It’s true. I was running a speed session last Friday and the path hadn’t been properly cleared, and so there was only one pathway for pedestrians. The workout called for 3-minutes at tempo pace between two minutes of leisurely running and I was having a week—dry January, COVID, winter, etcetera. If you were jogging in the opposite direction, or else walking along the path during my three-minute go-time, I would’ve forced you out of the way. I wasn’t stopping and I wasn’t ceding my ground. And you know what? I’d done this before.
I try not to do speedwork on crowded sidewalks. I’m not an animal. But I have. I have been running quickly along College Street and barely missed running into a pedestrian. I think I’ve done that to mothers pushing strollers and grandmothers out for a breath of fresh air. If it sounds like I’m proud of this, I’m not. It’s humiliating. I’m always on about people who don’t properly control their dogs or else races where participants have to stop for a light. I complain more than Goerge Costanza. So I thought it might make sense to look at my own behaviour. Once at the track, at the beginning of COVID, a woman complained I was getting too close to her. Was I? I don’t think so. It was a track, but still: you have to listen to what the universe says.
Other runners have also acknowledged recent times when they were big jerks. “Running with my group they were doing a 30K LSD, they didn’t know I was only doing 21 that day. The guy that usually leads the pack hates when anyone is staying with him. At 16K I moved up the pace for my final 5, he stayed with me or a little ahead, so I kept increasing my pace until my final K when I got into my closing sprint mode. Sure enough he kept moving up. I surprised him when I bailed at 21.”
That’s a big one. Racing on a training day when it’s supposed to be a slow run. Another jerky thing to do is to run together with your partner until the very end, and then speed up toward the finish line: if only you know that you’re racing. Jerk! “When my husband who doesn’t run, says he will go for a 5km with me but he’s quite fast on the shorter distance (annoying because he never runs!), so I pretend to check my Garmin and tell him we still have a bit to go… I lie about the distance until he looks like he can’t sprint the finish so I can “win.” I’m a jerk. Also, he doesn’t know we are racing.”
A lot of runners talked about interacting with civilians. I know we all hate when we’re running on a sidewalk or path and someone is looking down at their phone. Pick your head up! Most of us make way for the phone-looker. One runner did not. “I shoulder checked the clown walking towards me with his face buried in his phone. The guy behind me laughed. He was flabbergasted, but when the fellow behind me started to laugh there wasn’t much he could do.”
iRun doesn’t endorse shoulder-checking civilians. (Look at Lanni Marchant, pictured above, Lanni shoulder-checking someone on their phone will send them to the ICU). This will not give runners a good name. Once, I was in my running clothes, all florescent yellows, and the garbage man hadn’t picked up our trash and so I brought it to the building across the street, to dump my garbage. The super of the building came out and caught me, and I was in all bright yellow clothing. Not a good look for our sport.

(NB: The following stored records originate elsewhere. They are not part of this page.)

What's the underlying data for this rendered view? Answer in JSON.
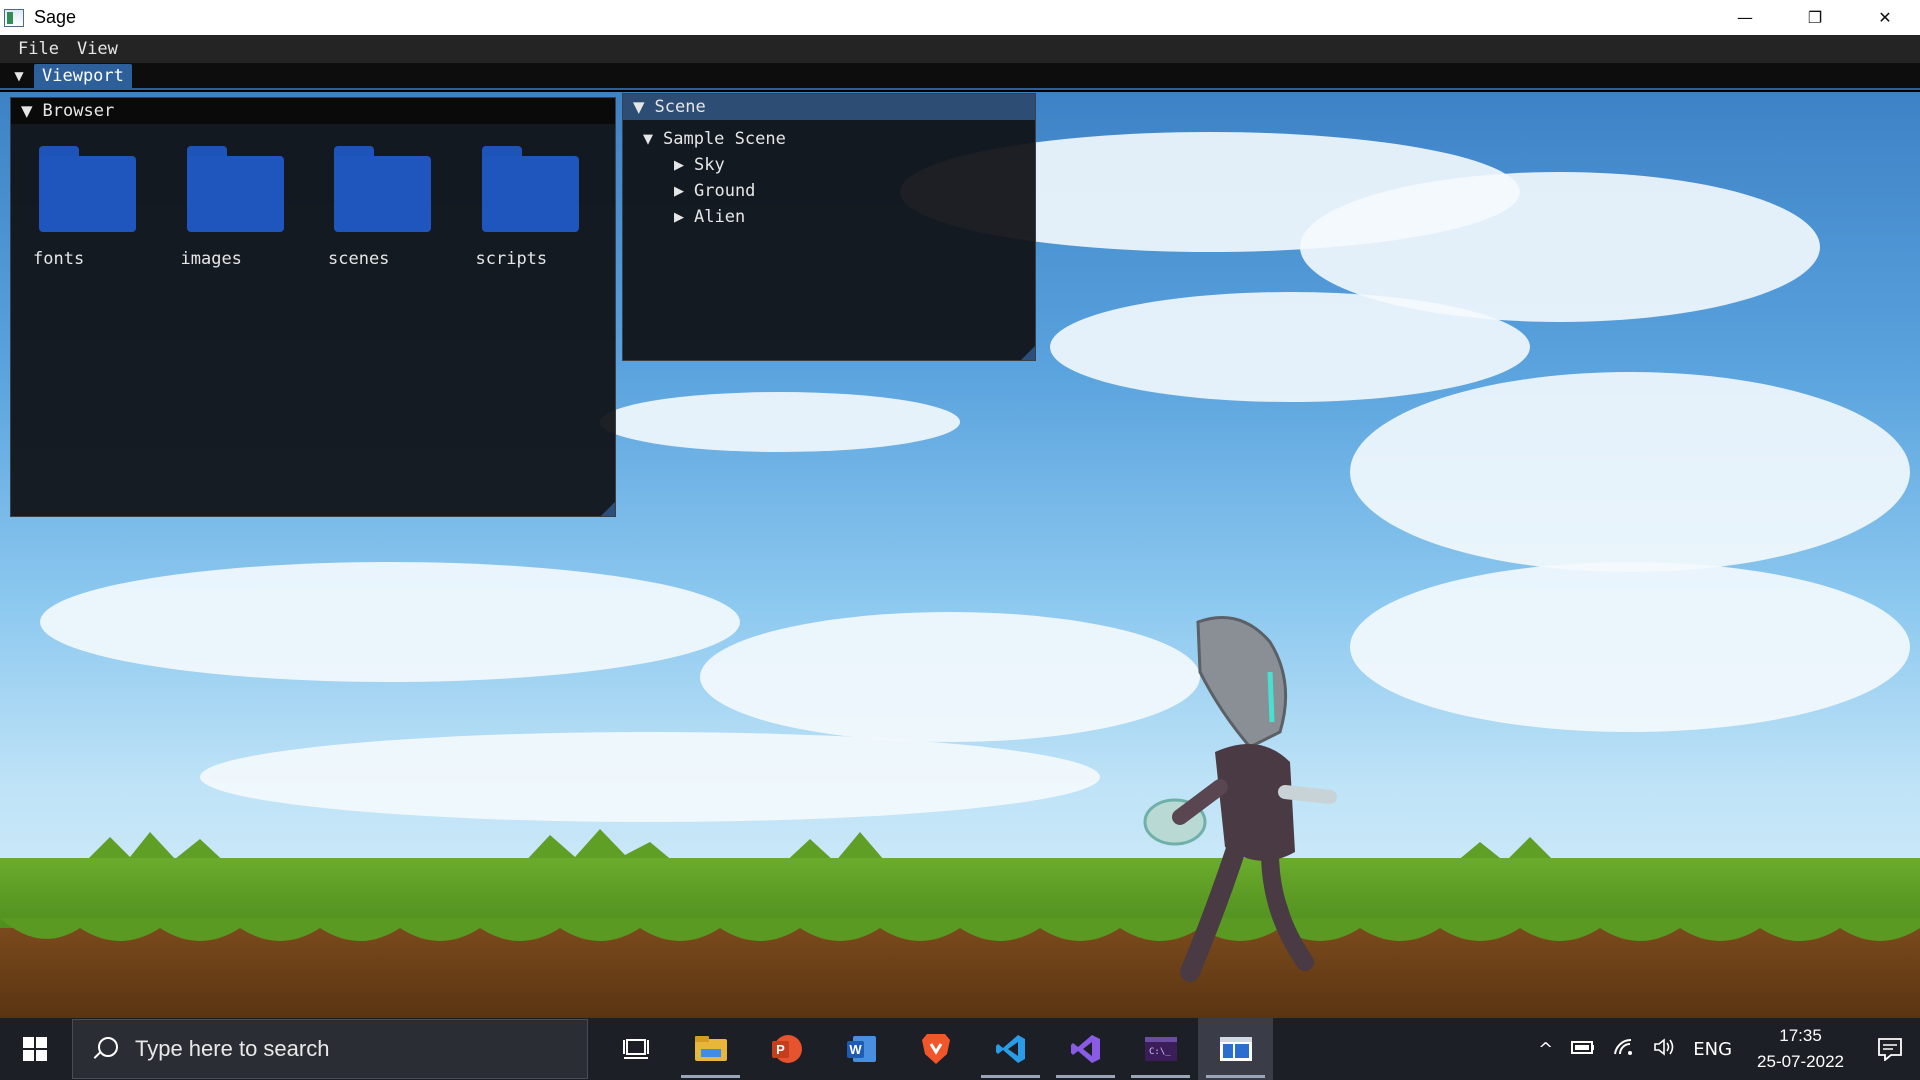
{
  "window": {
    "title": "Sage",
    "controls": {
      "minimize": "—",
      "restore": "❐",
      "close": "✕"
    }
  },
  "menubar": {
    "items": [
      "File",
      "View"
    ]
  },
  "dock": {
    "arrow": "▼",
    "tab_label": "Viewport"
  },
  "browser": {
    "title": "Browser",
    "caret": "▼",
    "folders": [
      "fonts",
      "images",
      "scenes",
      "scripts"
    ],
    "folder_color": "#1f56bd"
  },
  "scene": {
    "title": "Scene",
    "caret": "▼",
    "root": {
      "label": "Sample Scene",
      "twisty": "▼"
    },
    "children": [
      {
        "label": "Sky",
        "twisty": "▶"
      },
      {
        "label": "Ground",
        "twisty": "▶"
      },
      {
        "label": "Alien",
        "twisty": "▶"
      }
    ]
  },
  "taskbar": {
    "search_placeholder": "Type here to search",
    "apps": [
      "task-view-icon",
      "file-explorer-icon",
      "powerpoint-icon",
      "word-icon",
      "brave-icon",
      "vscode-icon",
      "visual-studio-icon",
      "terminal-icon",
      "sage-app-icon"
    ],
    "tray": {
      "chevron": "^",
      "language": "ENG"
    },
    "clock": {
      "time": "17:35",
      "date": "25-07-2022"
    }
  },
  "colors": {
    "accent": "#2d5f9a",
    "panel_bg": "#101216",
    "sky": "#5aa3de",
    "grass": "#6bab2c"
  }
}
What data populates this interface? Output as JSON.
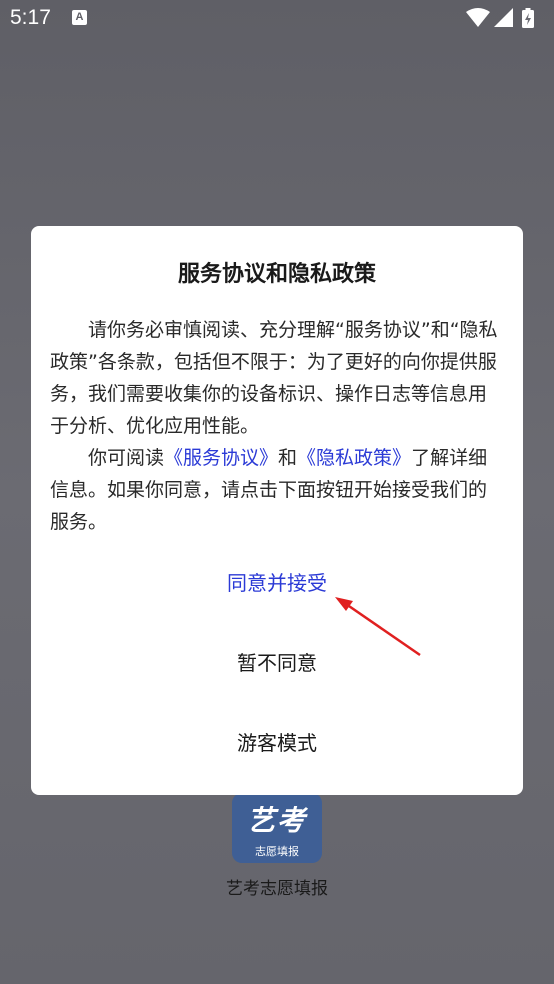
{
  "status_bar": {
    "time": "5:17",
    "notification_icon_letter": "A",
    "icons": [
      "wifi-icon",
      "signal-icon",
      "battery-icon"
    ]
  },
  "background_app": {
    "logo_chars": "艺考",
    "logo_subtitle": "志愿填报",
    "app_name": "艺考志愿填报",
    "logo_color": "#3f5f95"
  },
  "dialog": {
    "title": "服务协议和隐私政策",
    "paragraph1": "请你务必审慎阅读、充分理解“服务协议”和“隐私政策”各条款，包括但不限于：为了更好的向你提供服务，我们需要收集你的设备标识、操作日志等信息用于分析、优化应用性能。",
    "paragraph2_prefix": "你可阅读",
    "service_link": "《服务协议》",
    "paragraph2_and": "和",
    "privacy_link": "《隐私政策》",
    "paragraph2_suffix": "了解详细信息。如果你同意，请点击下面按钮开始接受我们的服务。",
    "buttons": {
      "accept": "同意并接受",
      "decline": "暂不同意",
      "guest": "游客模式"
    },
    "link_color": "#2b3ad6"
  },
  "annotation": {
    "arrow_color": "#e02020"
  }
}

“One time I was running on the sidewalk approaching a couple from behind. I started saying “behind you,” and they didn’t move or acknowledge me. Then I said “behind you” again, still wouldn’t move. Maybe they were so engrossed in their conversation, they weren’t paying attention to me. Then when I got right up behind them I yelled: “HEY! MOVE IT!” Scared the living CENSORED out of them, they jumped onto the grass.”
Of course, as runners, we share the road with other people. We share it with other runners, with cars, with people eating their dinners and talking on their phones. I’m sure my neighbours don’t love it when, in the summer, and their enjoying a meal on the patio, I come cruising by, shirtless, dripping sweat like a faucet while they try and enjoy their Chardonnay. Well, it happens. “One time I was running a half marathon and a fellow decided to pass me (hey, no biggie, I’m slow). BUT HE GOBBED a SNOT ROCKET as he passed. To me, that felt like it was done on purpose so I ran quite hard to catch up to him and wiped my sleeve on him and said don’t ever do that again. Use your manners buddy! I still gag when I think about that memory.”
Snot rockets are a common occurrence on the race path, nobody’s favourite cup of tea. Same with spitting in general. Look, it happens. But: yuck. There’s one other big one that all runners will acknowledge but only few are brave enough to admit. And I dare say no one among us hasn’t at one point been involved in something similar. Have a good day everybody, mine your manners, as least as much as humanly possible, and we’ll just leave it at this: “I remember farting while at the front of a group going through a tunnel,” shared one reader: “That was a jerk move, but funny as hell!!!!!”